UPDATE, 12/31/11: a December 2011 jjigae-fest photoblogged here.

NB: The recipe doesn't note quantities or proportions. One of the fun aspects of budae-jjigae is that there are so many local variations, and you're just as free to make your own as anyone else is. The above photo will provide you with some help, though, in understanding one person's notion of the proportions involved.

BUDAE-JJIGAE 부대찌개의 재료 와 조리법


Hot dogs (preferably Hebrew National, but any type of hot dog is OK)
Ground beef (80/20 meat/fat ratio)


Shiitake mushrooms (표고)
Enoki mushrooms (팽이 버섯)
Button mushrooms (양송이)
Minari (미나리)
Tofu (두부)
Ddeok (찹쌀떡, 떡볶이떡, 등)
Kimchi (맛김치)
Soybean sprouts (콩나물)
Green squash (호박)


Gochujang (고추장)
Green onions (파)
White onion (양파)
Fresh ground garlic (다진 마늘)
Korean green chili peppers (고추)


Beef broth
Ramen (라면—optional; add later)


1. Chop up meat and 건데기 (the elements making up the solid part of the stew) to desired texture (spoon-friendly). Add to stew pot or large, deep pan.
2. Chop up and add flavorings and aromatics.
3. Add beef broth and water to preferred level.
4. Bring to a boil; stew is ready when all the meat and veggies are thoroughly cooked.
5. Optional: Add ramen noodles at the end of the cooking process for more texture.



Charles said...

Dude, that looks awesome.
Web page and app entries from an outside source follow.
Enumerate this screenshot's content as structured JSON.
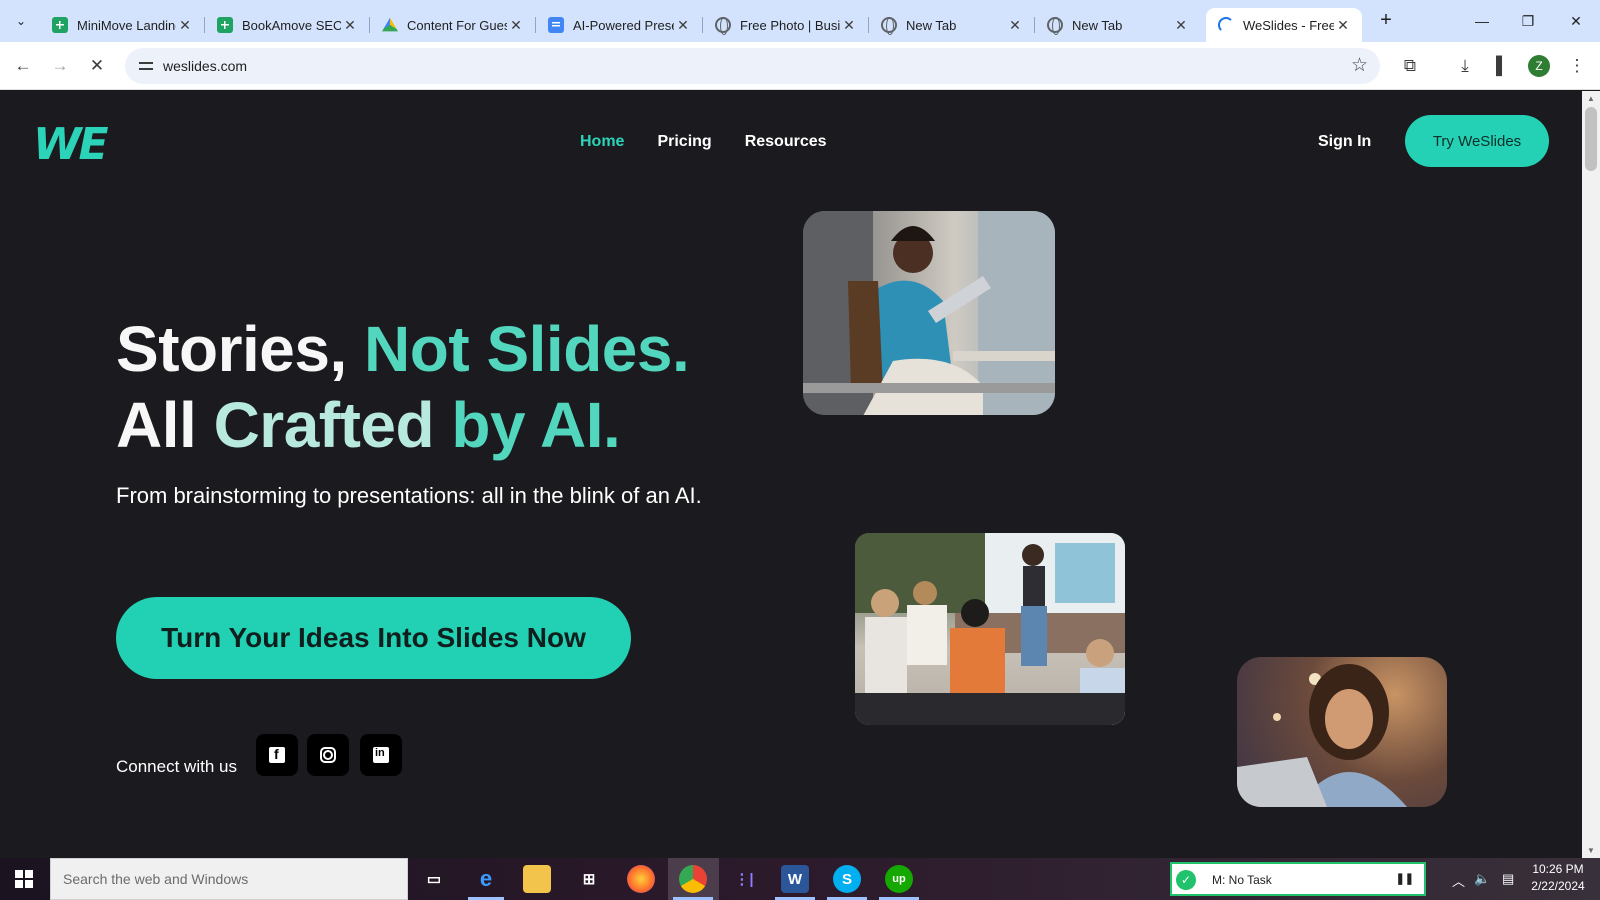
{
  "browser": {
    "tabs": [
      {
        "title": "MiniMove Landing",
        "icon": "sheets-icon"
      },
      {
        "title": "BookAmove SEO",
        "icon": "sheets-icon"
      },
      {
        "title": "Content For Guest",
        "icon": "drive-icon"
      },
      {
        "title": "AI-Powered Presentation",
        "icon": "docs-icon"
      },
      {
        "title": "Free Photo | Business",
        "icon": "globe-icon"
      },
      {
        "title": "New Tab",
        "icon": "globe-icon"
      },
      {
        "title": "New Tab",
        "icon": "globe-icon"
      },
      {
        "title": "WeSlides - Free AI",
        "icon": "loading-icon",
        "active": true
      }
    ],
    "url": "weslides.com",
    "profile_initial": "Z"
  },
  "site": {
    "logo": "WE",
    "nav": [
      "Home",
      "Pricing",
      "Resources"
    ],
    "active_nav": "Home",
    "sign_in": "Sign In",
    "try_button": "Try WeSlides",
    "headline": {
      "line1_white": "Stories, ",
      "line1_teal": "Not Slides.",
      "line2_white": "All ",
      "line2_light": "Crafted ",
      "line2_teal": "by AI."
    },
    "subheadline": "From brainstorming to presentations: all in the blink of an AI.",
    "cta": "Turn Your Ideas Into Slides Now",
    "connect": "Connect with us",
    "social": [
      "facebook-icon",
      "instagram-icon",
      "linkedin-icon"
    ]
  },
  "taskbar": {
    "search_placeholder": "Search the web and Windows",
    "task_widget": "M: No Task",
    "time": "10:26 PM",
    "date": "2/22/2024"
  },
  "colors": {
    "accent": "#24d1b5",
    "page_bg": "#1b1a1e",
    "tabstrip": "#d3e3fd"
  }
}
One of these days I am just going to have to try Kevin표 부대찌개.

Interesting translation of 건더기, by the way. Last week my students asked me how to translate this word, and I told them that there was no single term in English. I would probably go with "solid ingredients" myself.

(Today's word verification fun:
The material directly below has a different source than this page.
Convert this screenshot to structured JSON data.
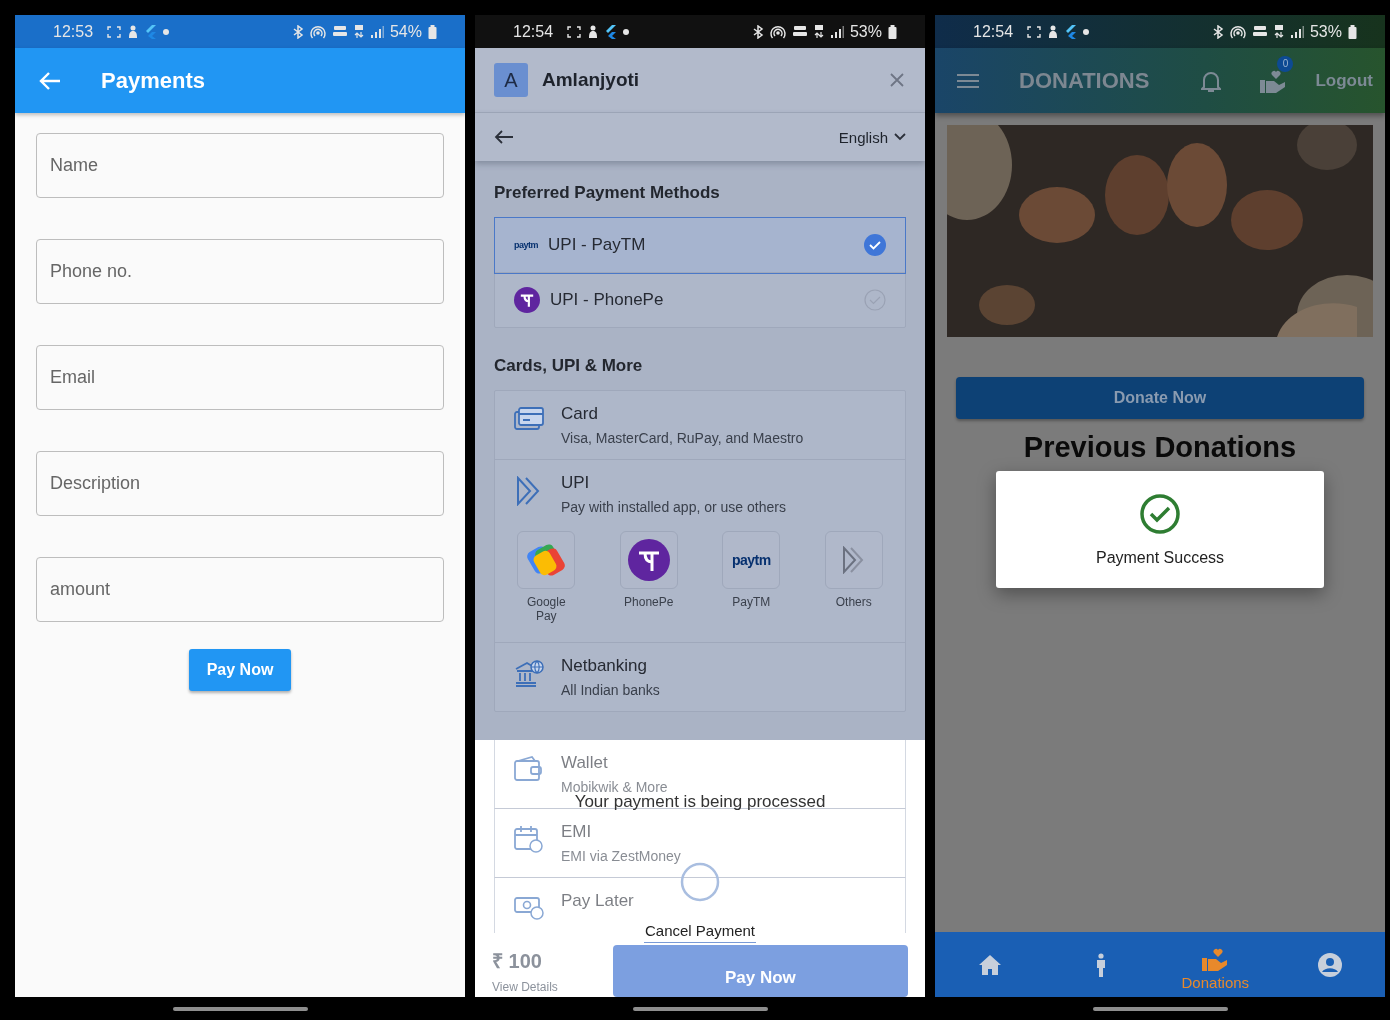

vidwa (n) - a fatwa issued through an online video service such as YouTube)

Kevin Kim said...

Thanks. That's a pic from back when I was teaching at Sookdae-- probably one of my best foodblogging pics, though still a bit washed-out looking.

I guess I was attempting to explain "건더기" (come to think of it, geondaegi is saturi, isn't it) rather than translate it, but a peek at the Yahoo! Korean dictionary shows at least one definition that follows a similar line of thinking. The first time I ever heard the word, I had no clue what was being referred to. "Solid ingredients" sounds like an efficient, concise translation to me. Certainly better than "soup solids," which sounds off-putting, like floaters and sinkers in the toilet.

I always enjoy your captcha exegeses, by the way. Do continue.